Attempts to balance competing needs can sometimes be addressed by mixing packaging materials— such as combining different plastics through coextrusion or lamination—or by laminating plastics with foil or paper. Plain paper is not used to protect foods for long periods of time because it has poor barrier properties and is not heat sealable. When used as primary packaging (i.e., in contact with food), paper is almost always treated, coated, laminated, or impregnated with materials such as waxes, resins, or lacquers to improve functional and protective properties. In contrast, paperboard is seldom used for direct food contact, even though it is thicker than paper.
Ultimately, the consumer plays a significant role in package design. Consumer desires drive product sales, and the package is a significant sales tool. Although a bulk glass bottle might be the best material for fruit juice or a sports beverage, sales will be affected if competitors continue to use plastic to meet the consumer desire for a shatterproof, portable, single-serving container.
Minimizing Environmental Impact

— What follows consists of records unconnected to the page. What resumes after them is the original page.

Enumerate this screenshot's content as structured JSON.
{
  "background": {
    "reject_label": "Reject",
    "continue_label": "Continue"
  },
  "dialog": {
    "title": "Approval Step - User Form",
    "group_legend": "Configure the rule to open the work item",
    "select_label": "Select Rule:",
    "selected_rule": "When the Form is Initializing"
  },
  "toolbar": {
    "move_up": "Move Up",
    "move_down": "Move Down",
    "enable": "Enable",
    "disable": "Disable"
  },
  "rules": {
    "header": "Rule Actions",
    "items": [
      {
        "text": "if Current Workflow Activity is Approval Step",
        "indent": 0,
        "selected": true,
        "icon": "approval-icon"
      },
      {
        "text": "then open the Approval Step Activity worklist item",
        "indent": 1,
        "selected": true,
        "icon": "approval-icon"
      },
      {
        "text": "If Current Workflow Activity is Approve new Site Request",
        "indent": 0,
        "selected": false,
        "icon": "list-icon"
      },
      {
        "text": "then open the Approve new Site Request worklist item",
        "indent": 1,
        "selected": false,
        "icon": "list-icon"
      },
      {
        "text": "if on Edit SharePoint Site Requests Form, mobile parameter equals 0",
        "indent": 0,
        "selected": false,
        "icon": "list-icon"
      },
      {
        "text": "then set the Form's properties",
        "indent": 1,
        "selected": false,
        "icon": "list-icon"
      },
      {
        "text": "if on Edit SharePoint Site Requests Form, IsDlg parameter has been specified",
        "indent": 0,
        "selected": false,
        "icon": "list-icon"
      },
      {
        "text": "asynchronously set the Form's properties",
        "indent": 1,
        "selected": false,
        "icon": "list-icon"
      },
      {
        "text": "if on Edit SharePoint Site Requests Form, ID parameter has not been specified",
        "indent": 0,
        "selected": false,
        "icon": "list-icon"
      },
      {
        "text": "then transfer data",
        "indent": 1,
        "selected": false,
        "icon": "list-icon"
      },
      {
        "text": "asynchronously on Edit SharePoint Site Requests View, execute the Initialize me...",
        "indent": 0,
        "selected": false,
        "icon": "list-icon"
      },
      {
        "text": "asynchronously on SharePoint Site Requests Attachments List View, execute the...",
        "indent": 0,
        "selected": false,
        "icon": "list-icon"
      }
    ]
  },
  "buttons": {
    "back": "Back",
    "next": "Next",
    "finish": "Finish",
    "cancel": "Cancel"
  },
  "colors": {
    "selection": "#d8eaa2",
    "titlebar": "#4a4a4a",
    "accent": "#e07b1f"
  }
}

The impact of packaging waste on the environment can be minimized by prudently selecting materials, following EPA guidelines, and reviewing expectations of packaging in terms of environmental impact. Still, the primary purpose of food packaging must continue to be maintaining the safety, wholesomeness, and quality of food. Knowledgeable efforts by industry, government, and consumers will promote continued improvement, and an understanding of the functional characteristics of packaging will prevent much of the well‑intentioned but ill‑advised solutions that do not adequately account for both pre- and post-consumer packaging factors. New materials, combinations, and technologies will allow the move from cradle-to-grave to cradle-to-cradle by eliminating negative environmental impact altogether (McDonough and Braungart, 2002).

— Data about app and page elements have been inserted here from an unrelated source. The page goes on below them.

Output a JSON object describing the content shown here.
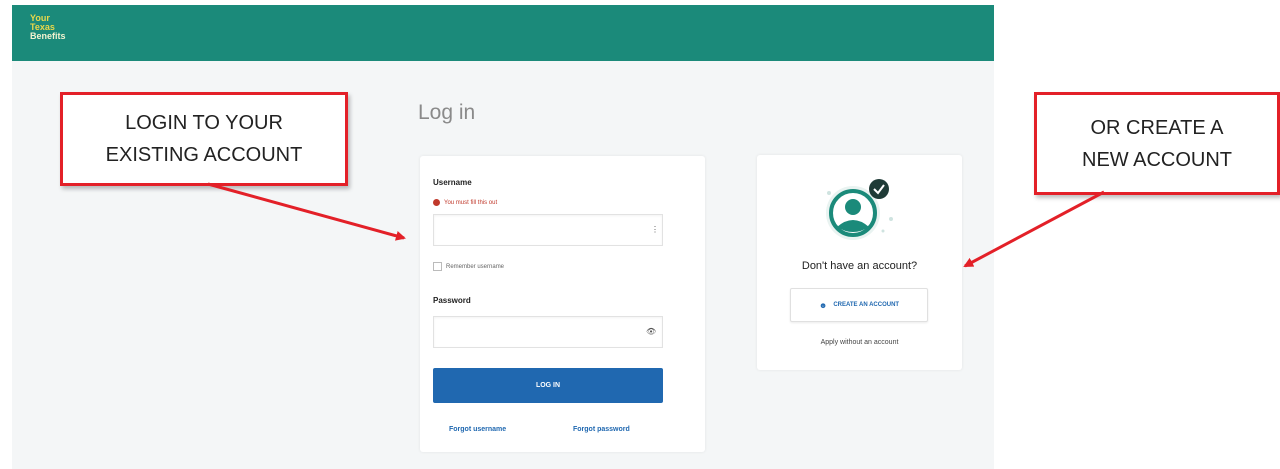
{
  "header": {
    "logo_lines": [
      "Your",
      "Texas",
      "Benefits"
    ],
    "color": "#1b8a7a"
  },
  "login": {
    "title": "Log in",
    "username_label": "Username",
    "username_error": "You must fill this out",
    "username_value": "",
    "remember_label": "Remember username",
    "remember_checked": false,
    "password_label": "Password",
    "password_value": "",
    "login_button": "Log in",
    "forgot_username": "Forgot username",
    "forgot_password": "Forgot password",
    "button_color": "#2068b0"
  },
  "create": {
    "prompt": "Don't have an account?",
    "button": "CREATE AN ACCOUNT",
    "apply_link": "Apply without an account",
    "icon": "user-avatar-check-icon"
  },
  "annotations": {
    "left_line1": "LOGIN TO YOUR",
    "left_line2": "EXISTING ACCOUNT",
    "right_line1": "OR CREATE A",
    "right_line2": "NEW ACCOUNT",
    "color": "#e32028"
  }
}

To maintain a sustainable society, consumers must rethink their purchasing and convenience expectations as well as their material and energy usage to interact more intelligently with the world in which they live.

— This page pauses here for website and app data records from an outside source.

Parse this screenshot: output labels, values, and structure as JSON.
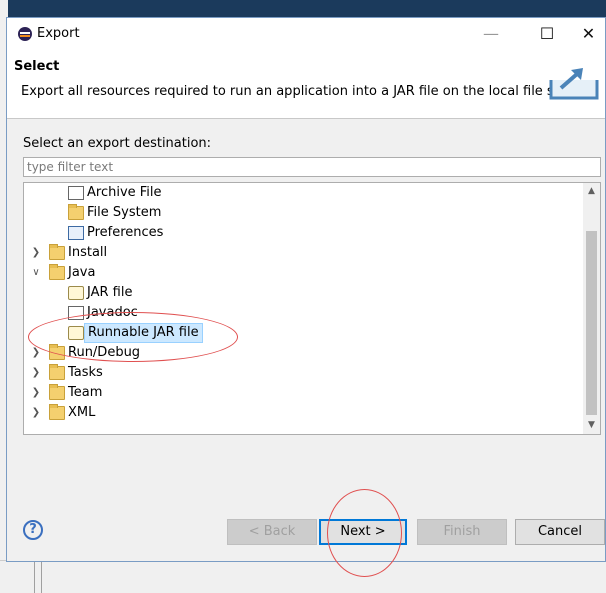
{
  "window": {
    "title": "Export",
    "minimize_glyph": "—",
    "maximize_glyph": "☐",
    "close_glyph": "✕"
  },
  "header": {
    "title": "Select",
    "description": "Export all resources required to run an application into a JAR file on the local file system."
  },
  "prompt": "Select an export destination:",
  "filter": {
    "placeholder": "type filter text",
    "value": ""
  },
  "tree": {
    "items": [
      {
        "label": "Archive File",
        "level": 1,
        "icon": "archive-file-icon"
      },
      {
        "label": "File System",
        "level": 1,
        "icon": "folder-icon"
      },
      {
        "label": "Preferences",
        "level": 1,
        "icon": "preferences-icon"
      },
      {
        "label": "Install",
        "level": 0,
        "icon": "folder-icon",
        "expanded": false
      },
      {
        "label": "Java",
        "level": 0,
        "icon": "folder-icon",
        "expanded": true
      },
      {
        "label": "JAR file",
        "level": 1,
        "icon": "jar-file-icon"
      },
      {
        "label": "Javadoc",
        "level": 1,
        "icon": "javadoc-icon"
      },
      {
        "label": "Runnable JAR file",
        "level": 1,
        "icon": "runnable-jar-icon",
        "selected": true
      },
      {
        "label": "Run/Debug",
        "level": 0,
        "icon": "folder-icon",
        "expanded": false
      },
      {
        "label": "Tasks",
        "level": 0,
        "icon": "folder-icon",
        "expanded": false
      },
      {
        "label": "Team",
        "level": 0,
        "icon": "folder-icon",
        "expanded": false
      },
      {
        "label": "XML",
        "level": 0,
        "icon": "folder-icon",
        "expanded": false
      }
    ]
  },
  "buttons": {
    "back": "< Back",
    "next": "Next >",
    "finish": "Finish",
    "cancel": "Cancel",
    "help": "?"
  },
  "colors": {
    "accent": "#0078d7",
    "selection": "#cce8ff",
    "annotation": "#e05050"
  }
}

Scientific Status Summary Online
The IFT Scientific Status Summary, “Food Packaging—Roles, Materials, and Environmental Issues,” appears in the April 2007 issue of Journal of Food Science
and is also available online at www.ift.org
. It was written by Kenneth Marsh, Ph.D. (email@example.com
), a Professional Member and Fellow of IFT, President of Kenneth S. Marsh & Associates, Ltd., and Executive Director of the Woodstock Institute for Science in Service to Humanity, 102B Ole Towne Sq., Central, SC 29630, and Betty Bugusu, Ph.D. (firstname.lastname@example.org
), Research Scientist, Dept. of Science and Technology Projects, Institute of Food Technologists, 1025 Connecticut Ave. N.W., Washington, DC 20036.
Kenneth Marsh, Ph.D. (email@example.com), a Professional Member and Fellow of IFT, is President of Kenneth S. Marsh & Associates, Ltd., and Executive Director of the Woodstock Institute for Science in Service to Humanity, 102B Ole Towne Sq., Central, SC 29630. Betty Bugusu, Ph.D. (firstname.lastname@example.org), is Research Scientist, Dept. of Science and Technology Projects, Institute of Food Technologists, 1025 Connecticut Ave. N.W., Washington, DC 20036. This synopsis was prepared with the assistance of Toni Tarver (email@example.com), Scientific and Technical communications Manager, Dept. of Science and Communications, IFT, 525 W. Van Buren St., Chicago, IL 60607